  47. Programming Languages vs. Schema Mappings • Debugging programming languages vs. debugging schema mappings • Procedural PL • We may have a specification (e.g. compute x2 on input x) which completely determines the output • Well-defined notion of correct answer • The program is an implementation of the specification • If the correct answer is not obtained, there’s a bug – need to debug the implementation • However, the specification may also not be that concrete • E.g., build a visual interface for … • Functional PL • Debugging is performed by analyzing a trace of the execution • Declarative approach for debugging [Nilsson94] • Schema mapping IS the specification • Infinite number of solutions consistent with the schema mapping • Best we can do: look at the target instance – if something looks wrong (e.g., the clients’ names are not copied to the target) go back to the schema mapping and try to refine it (or debug it)

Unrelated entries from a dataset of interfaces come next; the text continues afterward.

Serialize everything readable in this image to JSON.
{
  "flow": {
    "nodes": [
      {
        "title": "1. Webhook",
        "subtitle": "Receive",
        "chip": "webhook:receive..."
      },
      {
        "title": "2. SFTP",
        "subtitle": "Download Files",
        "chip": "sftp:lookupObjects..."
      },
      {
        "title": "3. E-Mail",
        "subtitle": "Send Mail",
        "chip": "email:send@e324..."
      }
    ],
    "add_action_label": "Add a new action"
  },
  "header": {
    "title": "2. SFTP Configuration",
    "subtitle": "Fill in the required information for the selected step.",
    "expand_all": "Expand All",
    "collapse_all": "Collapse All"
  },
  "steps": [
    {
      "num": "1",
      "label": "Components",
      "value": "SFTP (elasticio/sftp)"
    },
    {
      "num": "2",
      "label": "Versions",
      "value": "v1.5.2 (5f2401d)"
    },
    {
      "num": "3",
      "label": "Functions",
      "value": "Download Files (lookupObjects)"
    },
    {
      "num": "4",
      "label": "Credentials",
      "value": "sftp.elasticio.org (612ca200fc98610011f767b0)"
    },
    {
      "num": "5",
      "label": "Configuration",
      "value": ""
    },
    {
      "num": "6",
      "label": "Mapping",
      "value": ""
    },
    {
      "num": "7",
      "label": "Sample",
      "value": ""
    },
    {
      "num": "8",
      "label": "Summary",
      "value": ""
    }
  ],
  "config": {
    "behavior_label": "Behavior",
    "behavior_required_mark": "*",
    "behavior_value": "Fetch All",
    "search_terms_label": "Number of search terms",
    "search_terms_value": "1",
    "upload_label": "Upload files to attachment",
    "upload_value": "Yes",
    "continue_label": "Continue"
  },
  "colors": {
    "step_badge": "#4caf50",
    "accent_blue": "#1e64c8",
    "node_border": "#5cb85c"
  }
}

  48. Related Work: Computing Provenance of Data over SQL queries • Compute the provenance of relational data in a view in data warehouses [CWW2000] • The provenance of a tuple t in a view is described as the tuples in the base tables that witness the existence of t Provenance answered using two reverse queries: R(a,b) :- R(a,b) Æ S(b,c) Æ a=1 Æ c=3 S(a,b) :- R(a,b) Æ S(b,c) Æ a=1 Æ c=3 T View definition: T(a,c) :- R(a,b) Æ S(b,c) DB R S

  49. Related Work: Computing Provenance of data over SQL queries • DBNotes: an annotation management system for relational databases • Each data value has zero or more annotations • pSQL: a query language for propagating annotations • 3 propagation schemes: DEFAULT, DEFAULT-ALL, CUSTOM • By default, annotations propagate according to provenance • Eager approach: annotations propagate along with data as data is transformed through queries • Provenance information readily available in the output • Automatically trace the provenance and flow of data over multiple transformation steps • Systematically maintains provenance annotations that describe the exact location of data values DB1 DB2 Transformation: T(a,c):-R(a,b)ÆS(b,c) R S T

  50. Related Work: Computing the Provenance of Data over Schema Mappings • MXQL system over relational/XML schema mappings • Eager approach • Additional info about source schema elements and mappings that contribute to the creation of target data is propagated and stored • Our approach is lazy: no reengineering • Non-automatic approach for answering provenance • The additional info needs to be queried using MXQL • We automatically compute routes for selected data • Data involved in the transformation not considered • Our routes contain information about schema elements, dependencies and data involved